The European Central Bank has decided not to hike rates this year, and several policymakers have expressly advocated an end to bond purchases this year, which is a prerequisite for any rate rise.
Reinesch, one of the most well-known members of the ECB's Governing Council, said today's price fluctuations might boost wages while the economy might return to full capacity quicker than predicted, both of which may result in inflation pressures.
"It would not be entirely justified to think that the end of net asset purchases under the current Asset Purchase Programme might come sooner than it was anticipated, according to a blog post. Reinesch, the central bank governor of Luxembourg, said in a statement.
Despite the fact that inflation risks are mostly in the near future, higher readings are also possible further out, affecting the bank's policy horizon.
Policymakers from the European Central Bank will meet in an informal meeting in Paris on Thursday and hold their next policy meeting on March 10.

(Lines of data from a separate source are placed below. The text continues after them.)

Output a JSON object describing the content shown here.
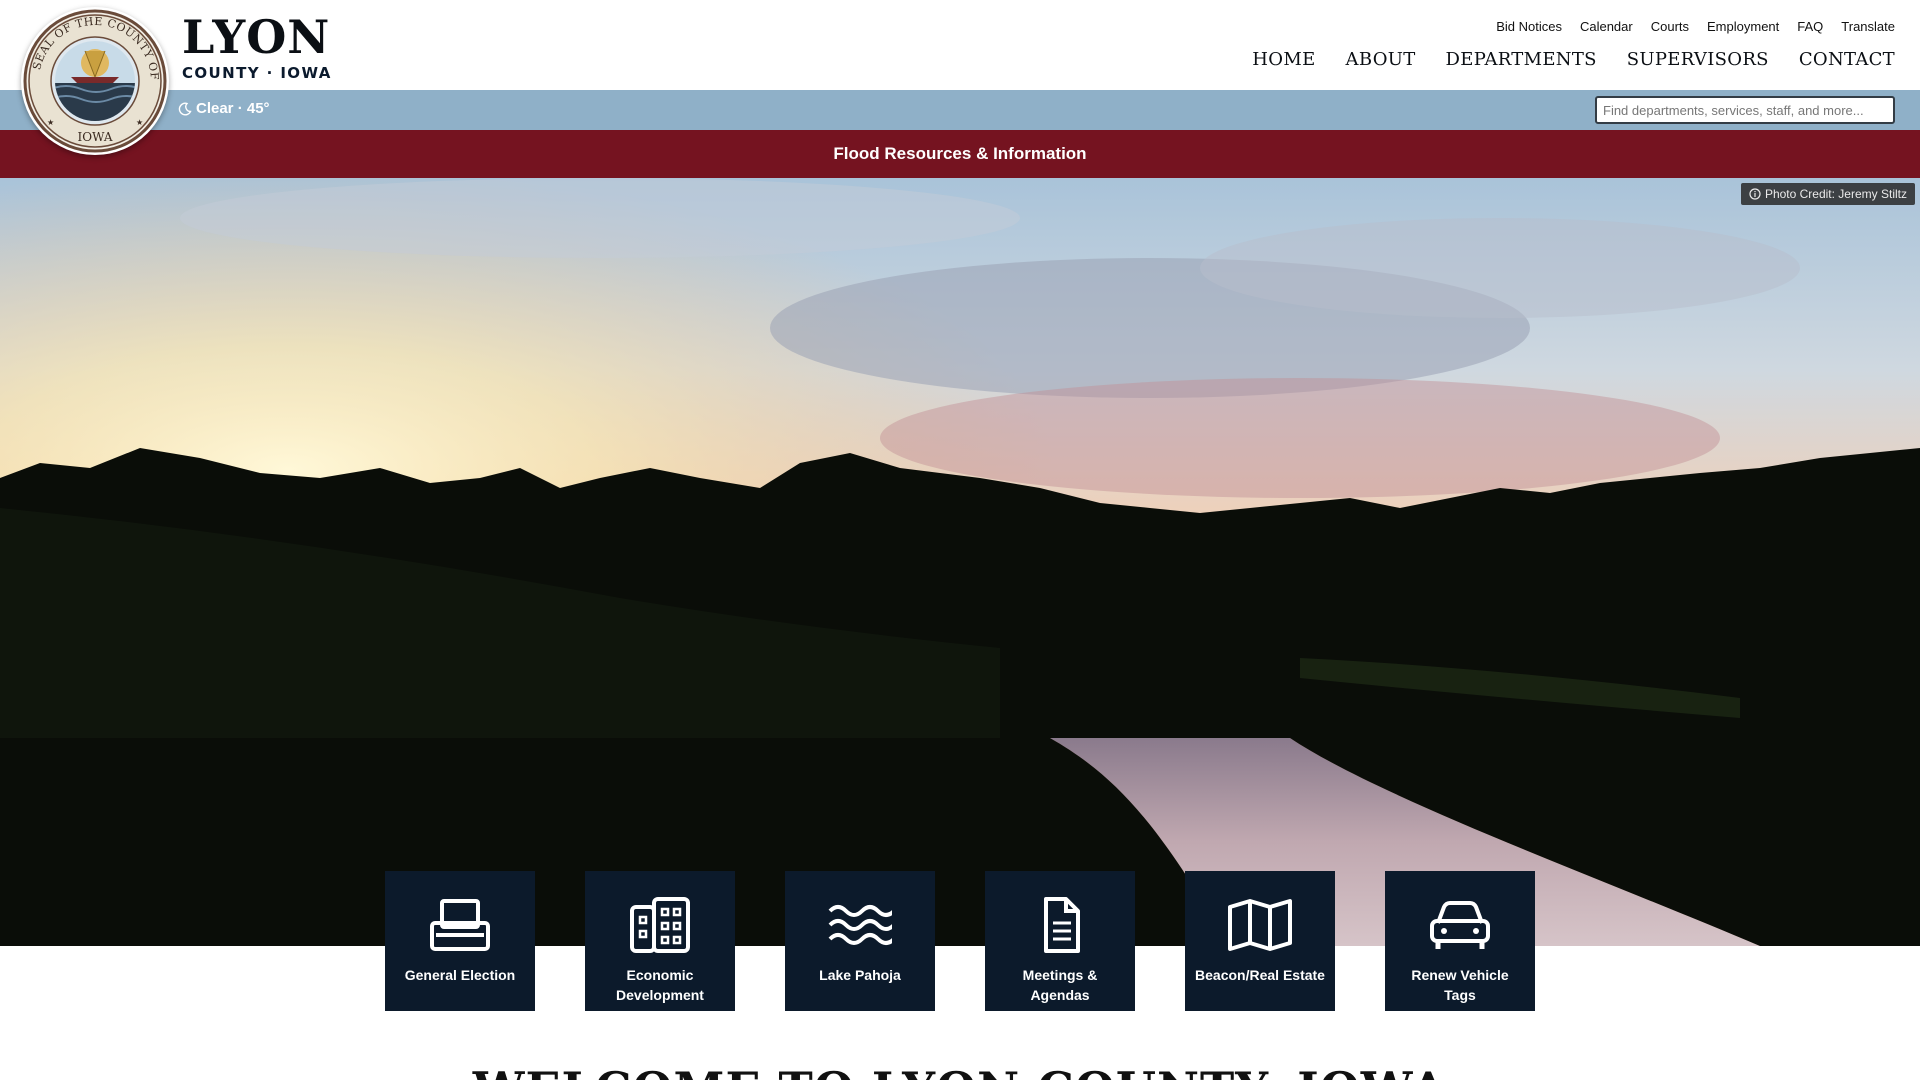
{
  "brand": {
    "name": "LYON",
    "subtitle": "COUNTY · IOWA",
    "seal_text": "SEAL OF THE COUNTY OF LYON",
    "seal_state": "IOWA"
  },
  "utility_nav": [
    {
      "label": "Bid Notices"
    },
    {
      "label": "Calendar"
    },
    {
      "label": "Courts"
    },
    {
      "label": "Employment"
    },
    {
      "label": "FAQ"
    },
    {
      "label": "Translate"
    }
  ],
  "main_nav": [
    {
      "label": "HOME"
    },
    {
      "label": "ABOUT"
    },
    {
      "label": "DEPARTMENTS"
    },
    {
      "label": "SUPERVISORS"
    },
    {
      "label": "CONTACT"
    }
  ],
  "weather": {
    "text": "Clear · 45°",
    "icon": "moon-icon"
  },
  "search": {
    "placeholder": "Find departments, services, staff, and more..."
  },
  "alert": {
    "label": "Flood Resources & Information"
  },
  "hero": {
    "photo_credit": "Photo Credit: Jeremy Stiltz"
  },
  "quick_links": [
    {
      "label": "General Election",
      "icon": "ballot-box-icon"
    },
    {
      "label": "Economic Development",
      "icon": "buildings-icon"
    },
    {
      "label": "Lake Pahoja",
      "icon": "water-waves-icon"
    },
    {
      "label": "Meetings & Agendas",
      "icon": "document-icon"
    },
    {
      "label": "Beacon/Real Estate",
      "icon": "map-icon"
    },
    {
      "label": "Renew Vehicle Tags",
      "icon": "car-icon"
    }
  ],
  "welcome": {
    "heading": "WELCOME TO LYON COUNTY, IOWA"
  },
  "colors": {
    "infobar": "#8fb0c8",
    "alert": "#751320",
    "tile": "#0c1a2b"
  }
}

Economists polled by Reuters forecast policymakers to conclude bond purchases in the third quarter of the year, while the first rate rise may come in the third or fourth quarter.